## What this task involves
Every entry below should be copied exactly, minus the pictures.

## Record excerpts
-=-=-

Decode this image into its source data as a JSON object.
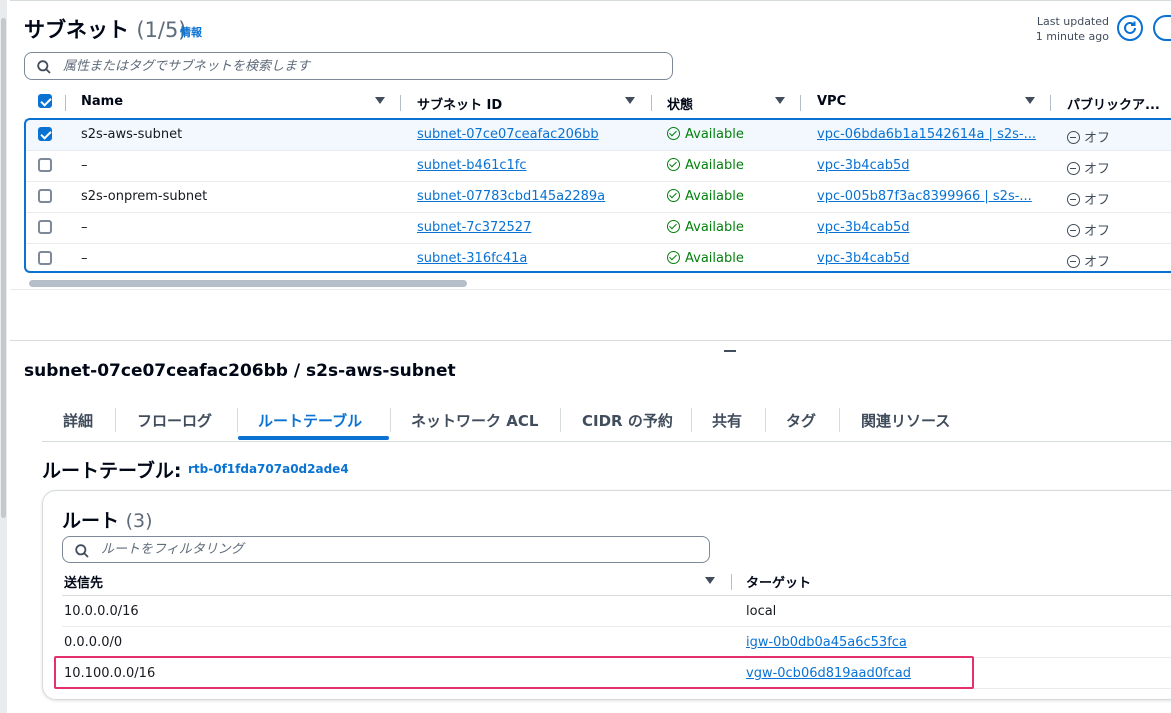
{
  "subnets_panel": {
    "title": "サブネット",
    "count": "(1/5)",
    "info_link": "情報",
    "last_updated": [
      "Last updated",
      "1 minute ago"
    ],
    "search_placeholder": "属性またはタグでサブネットを検索します",
    "columns": [
      "Name",
      "サブネット ID",
      "状態",
      "VPC",
      "パブリックア..."
    ],
    "rows": [
      {
        "selected": true,
        "name": "s2s-aws-subnet",
        "subnet_id": "subnet-07ce07ceafac206bb",
        "state": "Available",
        "vpc": "vpc-06bda6b1a1542614a | s2s-...",
        "public": "オフ"
      },
      {
        "selected": false,
        "name": "–",
        "subnet_id": "subnet-b461c1fc",
        "state": "Available",
        "vpc": "vpc-3b4cab5d",
        "public": "オフ"
      },
      {
        "selected": false,
        "name": "s2s-onprem-subnet",
        "subnet_id": "subnet-07783cbd145a2289a",
        "state": "Available",
        "vpc": "vpc-005b87f3ac8399966 | s2s-...",
        "public": "オフ"
      },
      {
        "selected": false,
        "name": "–",
        "subnet_id": "subnet-7c372527",
        "state": "Available",
        "vpc": "vpc-3b4cab5d",
        "public": "オフ"
      },
      {
        "selected": false,
        "name": "–",
        "subnet_id": "subnet-316fc41a",
        "state": "Available",
        "vpc": "vpc-3b4cab5d",
        "public": "オフ"
      }
    ]
  },
  "detail": {
    "title": "subnet-07ce07ceafac206bb / s2s-aws-subnet",
    "tabs": [
      "詳細",
      "フローログ",
      "ルートテーブル",
      "ネットワーク ACL",
      "CIDR の予約",
      "共有",
      "タグ",
      "関連リソース"
    ],
    "active_tab": "ルートテーブル",
    "route_table_label": "ルートテーブル:",
    "route_table_id": "rtb-0f1fda707a0d2ade4",
    "routes_title": "ルート",
    "routes_count": "(3)",
    "routes_search_placeholder": "ルートをフィルタリング",
    "routes_columns": [
      "送信先",
      "ターゲット"
    ],
    "routes": [
      {
        "destination": "10.0.0.0/16",
        "target": "local",
        "target_is_link": false
      },
      {
        "destination": "0.0.0.0/0",
        "target": "igw-0b0db0a45a6c53fca",
        "target_is_link": true
      },
      {
        "destination": "10.100.0.0/16",
        "target": "vgw-0cb06d819aad0fcad",
        "target_is_link": true
      }
    ]
  },
  "colors": {
    "link": "#0972d3",
    "available": "#037f0c",
    "highlight": "#e4306f"
  }
}
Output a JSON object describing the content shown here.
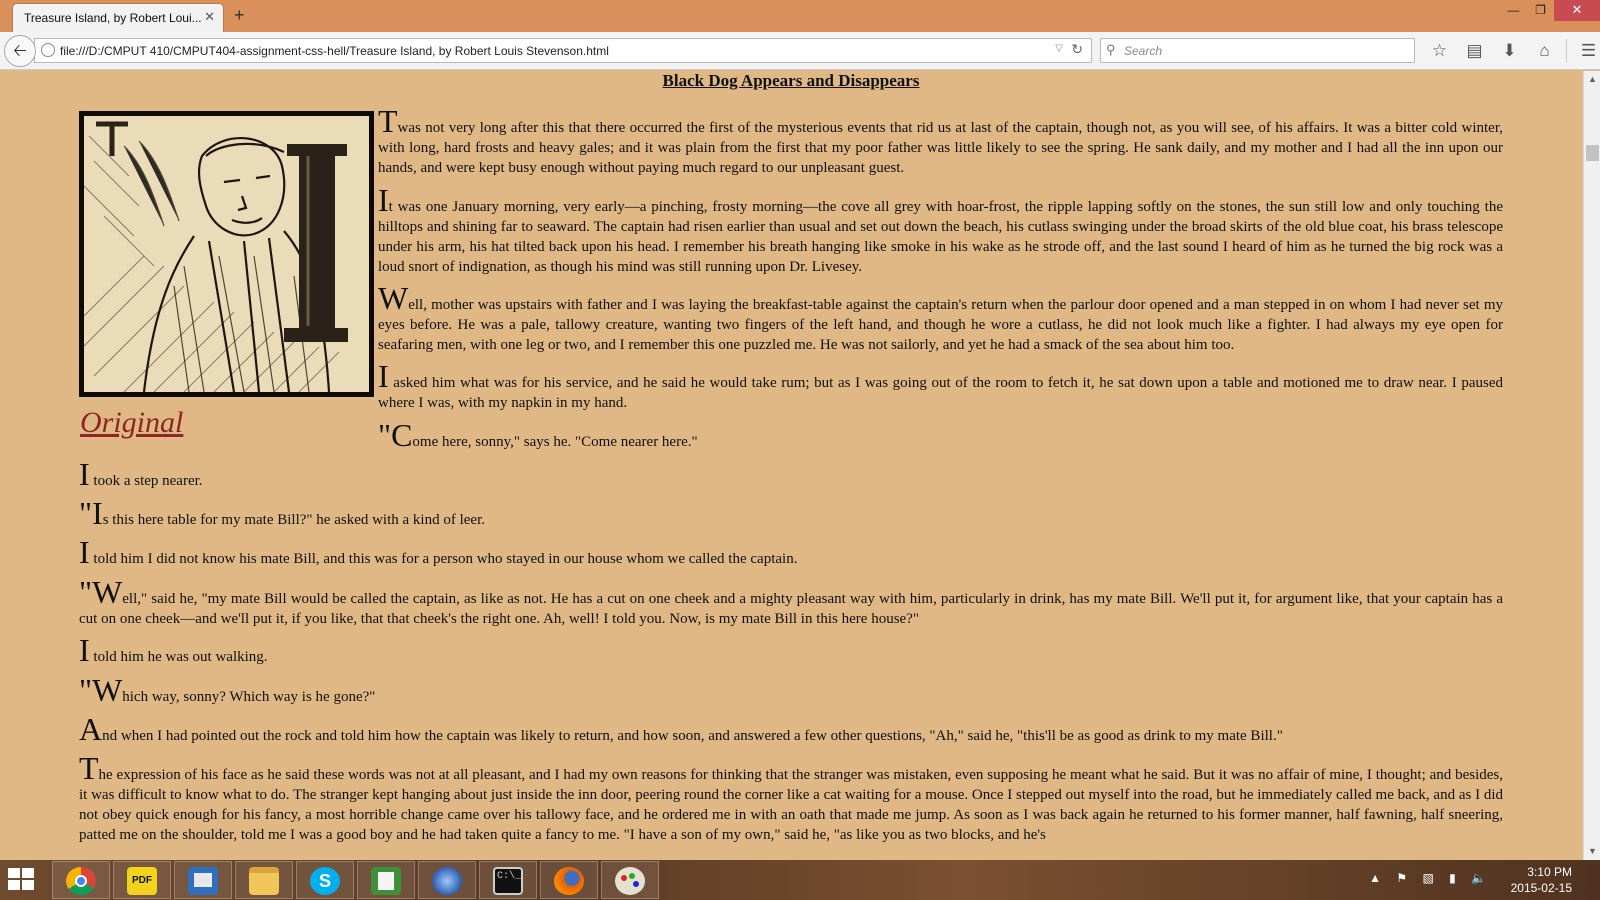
{
  "browser": {
    "tab_title": "Treasure Island, by Robert Loui...",
    "tab_close": "✕",
    "new_tab": "+",
    "url": "file:///D:/CMPUT 410/CMPUT404-assignment-css-hell/Treasure Island, by Robert Louis Stevenson.html",
    "search_placeholder": "Search",
    "icons": [
      "bookmark-star-icon",
      "reading-list-icon",
      "download-icon",
      "home-icon",
      "menu-icon"
    ]
  },
  "page": {
    "chapter_title": "Black Dog Appears and Disappears",
    "original_link": "Original",
    "paragraphs": [
      {
        "dc": "T",
        "text": "was not very long after this that there occurred the first of the mysterious events that rid us at last of the captain, though not, as you will see, of his affairs. It was a bitter cold winter, with long, hard frosts and heavy gales; and it was plain from the first that my poor father was little likely to see the spring. He sank daily, and my mother and I had all the inn upon our hands, and were kept busy enough without paying much regard to our unpleasant guest."
      },
      {
        "dc": "I",
        "text": "t was one January morning, very early—a pinching, frosty morning—the cove all grey with hoar-frost, the ripple lapping softly on the stones, the sun still low and only touching the hilltops and shining far to seaward. The captain had risen earlier than usual and set out down the beach, his cutlass swinging under the broad skirts of the old blue coat, his brass telescope under his arm, his hat tilted back upon his head. I remember his breath hanging like smoke in his wake as he strode off, and the last sound I heard of him as he turned the big rock was a loud snort of indignation, as though his mind was still running upon Dr. Livesey."
      },
      {
        "dc": "W",
        "text": "ell, mother was upstairs with father and I was laying the breakfast-table against the captain's return when the parlour door opened and a man stepped in on whom I had never set my eyes before. He was a pale, tallowy creature, wanting two fingers of the left hand, and though he wore a cutlass, he did not look much like a fighter. I had always my eye open for seafaring men, with one leg or two, and I remember this one puzzled me. He was not sailorly, and yet he had a smack of the sea about him too."
      },
      {
        "dc": "I",
        "text": " asked him what was for his service, and he said he would take rum; but as I was going out of the room to fetch it, he sat down upon a table and motioned me to draw near. I paused where I was, with my napkin in my hand."
      },
      {
        "dc": "\"C",
        "text": "ome here, sonny,\" says he. \"Come nearer here.\""
      },
      {
        "dc": "I",
        "text": " took a step nearer."
      },
      {
        "dc": "\"I",
        "text": "s this here table for my mate Bill?\" he asked with a kind of leer."
      },
      {
        "dc": "I",
        "text": " told him I did not know his mate Bill, and this was for a person who stayed in our house whom we called the captain."
      },
      {
        "dc": "\"W",
        "text": "ell,\" said he, \"my mate Bill would be called the captain, as like as not. He has a cut on one cheek and a mighty pleasant way with him, particularly in drink, has my mate Bill. We'll put it, for argument like, that your captain has a cut on one cheek—and we'll put it, if you like, that that cheek's the right one. Ah, well! I told you. Now, is my mate Bill in this here house?\""
      },
      {
        "dc": "I",
        "text": " told him he was out walking."
      },
      {
        "dc": "\"W",
        "text": "hich way, sonny? Which way is he gone?\""
      },
      {
        "dc": "A",
        "text": "nd when I had pointed out the rock and told him how the captain was likely to return, and how soon, and answered a few other questions, \"Ah,\" said he, \"this'll be as good as drink to my mate Bill.\""
      },
      {
        "dc": "T",
        "text": "he expression of his face as he said these words was not at all pleasant, and I had my own reasons for thinking that the stranger was mistaken, even supposing he meant what he said. But it was no affair of mine, I thought; and besides, it was difficult to know what to do. The stranger kept hanging about just inside the inn door, peering round the corner like a cat waiting for a mouse. Once I stepped out myself into the road, but he immediately called me back, and as I did not obey quick enough for his fancy, a most horrible change came over his tallowy face, and he ordered me in with an oath that made me jump. As soon as I was back again he returned to his former manner, half fawning, half sneering, patted me on the shoulder, told me I was a good boy and he had taken quite a fancy to me. \"I have a son of my own,\" said he, \"as like you as two blocks, and he's"
      }
    ]
  },
  "taskbar": {
    "apps": [
      "chrome",
      "pdf-reader",
      "network-tool",
      "file-explorer",
      "skype",
      "spreadsheet",
      "web-browser-alt",
      "command-prompt",
      "firefox",
      "paint"
    ],
    "time": "3:10 PM",
    "date": "2015-02-15"
  },
  "colors": {
    "page_bg": "#dfb886",
    "title_bar": "#d9905a",
    "link": "#8f2424"
  }
}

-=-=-

## Exercise response
Decode this image into its source data as a JSON object.
{
  "subnets_panel": {
    "title": "サブネット",
    "count": "(1/5)",
    "info_link": "情報",
    "last_updated": [
      "Last updated",
      "1 minute ago"
    ],
    "search_placeholder": "属性またはタグでサブネットを検索します",
    "columns": [
      "Name",
      "サブネット ID",
      "状態",
      "VPC",
      "パブリックア..."
    ],
    "rows": [
      {
        "selected": true,
        "name": "s2s-aws-subnet",
        "subnet_id": "subnet-07ce07ceafac206bb",
        "state": "Available",
        "vpc": "vpc-06bda6b1a1542614a | s2s-...",
        "public": "オフ"
      },
      {
        "selected": false,
        "name": "–",
        "subnet_id": "subnet-b461c1fc",
        "state": "Available",
        "vpc": "vpc-3b4cab5d",
        "public": "オフ"
      },
      {
        "selected": false,
        "name": "s2s-onprem-subnet",
        "subnet_id": "subnet-07783cbd145a2289a",
        "state": "Available",
        "vpc": "vpc-005b87f3ac8399966 | s2s-...",
        "public": "オフ"
      },
      {
        "selected": false,
        "name": "–",
        "subnet_id": "subnet-7c372527",
        "state": "Available",
        "vpc": "vpc-3b4cab5d",
        "public": "オフ"
      },
      {
        "selected": false,
        "name": "–",
        "subnet_id": "subnet-316fc41a",
        "state": "Available",
        "vpc": "vpc-3b4cab5d",
        "public": "オフ"
      }
    ]
  },
  "detail": {
    "title": "subnet-07ce07ceafac206bb / s2s-aws-subnet",
    "tabs": [
      "詳細",
      "フローログ",
      "ルートテーブル",
      "ネットワーク ACL",
      "CIDR の予約",
      "共有",
      "タグ",
      "関連リソース"
    ],
    "active_tab": "ルートテーブル",
    "route_table_label": "ルートテーブル:",
    "route_table_id": "rtb-0f1fda707a0d2ade4",
    "routes_title": "ルート",
    "routes_count": "(3)",
    "routes_search_placeholder": "ルートをフィルタリング",
    "routes_columns": [
      "送信先",
      "ターゲット"
    ],
    "routes": [
      {
        "destination": "10.0.0.0/16",
        "target": "local",
        "target_is_link": false
      },
      {
        "destination": "0.0.0.0/0",
        "target": "igw-0b0db0a45a6c53fca",
        "target_is_link": true
      },
      {
        "destination": "10.100.0.0/16",
        "target": "vgw-0cb06d819aad0fcad",
        "target_is_link": true
      }
    ]
  },
  "colors": {
    "link": "#0972d3",
    "available": "#037f0c",
    "highlight": "#e4306f"
  }
}
Output a JSON object describing the content shown here.
{
  "browser": {
    "tab_title": "Treasure Island, by Robert Loui...",
    "tab_close": "✕",
    "new_tab": "+",
    "url": "file:///D:/CMPUT 410/CMPUT404-assignment-css-hell/Treasure Island, by Robert Louis Stevenson.html",
    "search_placeholder": "Search",
    "icons": [
      "bookmark-star-icon",
      "reading-list-icon",
      "download-icon",
      "home-icon",
      "menu-icon"
    ]
  },
  "page": {
    "chapter_title": "Black Dog Appears and Disappears",
    "original_link": "Original",
    "paragraphs": [
      {
        "dc": "T",
        "text": "was not very long after this that there occurred the first of the mysterious events that rid us at last of the captain, though not, as you will see, of his affairs. It was a bitter cold winter, with long, hard frosts and heavy gales; and it was plain from the first that my poor father was little likely to see the spring. He sank daily, and my mother and I had all the inn upon our hands, and were kept busy enough without paying much regard to our unpleasant guest."
      },
      {
        "dc": "I",
        "text": "t was one January morning, very early—a pinching, frosty morning—the cove all grey with hoar-frost, the ripple lapping softly on the stones, the sun still low and only touching the hilltops and shining far to seaward. The captain had risen earlier than usual and set out down the beach, his cutlass swinging under the broad skirts of the old blue coat, his brass telescope under his arm, his hat tilted back upon his head. I remember his breath hanging like smoke in his wake as he strode off, and the last sound I heard of him as he turned the big rock was a loud snort of indignation, as though his mind was still running upon Dr. Livesey."
      },
      {
        "dc": "W",
        "text": "ell, mother was upstairs with father and I was laying the breakfast-table against the captain's return when the parlour door opened and a man stepped in on whom I had never set my eyes before. He was a pale, tallowy creature, wanting two fingers of the left hand, and though he wore a cutlass, he did not look much like a fighter. I had always my eye open for seafaring men, with one leg or two, and I remember this one puzzled me. He was not sailorly, and yet he had a smack of the sea about him too."
      },
      {
        "dc": "I",
        "text": " asked him what was for his service, and he said he would take rum; but as I was going out of the room to fetch it, he sat down upon a table and motioned me to draw near. I paused where I was, with my napkin in my hand."
      },
      {
        "dc": "\"C",
        "text": "ome here, sonny,\" says he. \"Come nearer here.\""
      },
      {
        "dc": "I",
        "text": " took a step nearer."
      },
      {
        "dc": "\"I",
        "text": "s this here table for my mate Bill?\" he asked with a kind of leer."
      },
      {
        "dc": "I",
        "text": " told him I did not know his mate Bill, and this was for a person who stayed in our house whom we called the captain."
      },
      {
        "dc": "\"W",
        "text": "ell,\" said he, \"my mate Bill would be called the captain, as like as not. He has a cut on one cheek and a mighty pleasant way with him, particularly in drink, has my mate Bill. We'll put it, for argument like, that your captain has a cut on one cheek—and we'll put it, if you like, that that cheek's the right one. Ah, well! I told you. Now, is my mate Bill in this here house?\""
      },
      {
        "dc": "I",
        "text": " told him he was out walking."
      },
      {
        "dc": "\"W",
        "text": "hich way, sonny? Which way is he gone?\""
      },
      {
        "dc": "A",
        "text": "nd when I had pointed out the rock and told him how the captain was likely to return, and how soon, and answered a few other questions, \"Ah,\" said he, \"this'll be as good as drink to my mate Bill.\""
      },
      {
        "dc": "T",
        "text": "he expression of his face as he said these words was not at all pleasant, and I had my own reasons for thinking that the stranger was mistaken, even supposing he meant what he said. But it was no affair of mine, I thought; and besides, it was difficult to know what to do. The stranger kept hanging about just inside the inn door, peering round the corner like a cat waiting for a mouse. Once I stepped out myself into the road, but he immediately called me back, and as I did not obey quick enough for his fancy, a most horrible change came over his tallowy face, and he ordered me in with an oath that made me jump. As soon as I was back again he returned to his former manner, half fawning, half sneering, patted me on the shoulder, told me I was a good boy and he had taken quite a fancy to me. \"I have a son of my own,\" said he, \"as like you as two blocks, and he's"
      }
    ]
  },
  "taskbar": {
    "apps": [
      "chrome",
      "pdf-reader",
      "network-tool",
      "file-explorer",
      "skype",
      "spreadsheet",
      "web-browser-alt",
      "command-prompt",
      "firefox",
      "paint"
    ],
    "time": "3:10 PM",
    "date": "2015-02-15"
  },
  "colors": {
    "page_bg": "#dfb886",
    "title_bar": "#d9905a",
    "link": "#8f2424"
  }
}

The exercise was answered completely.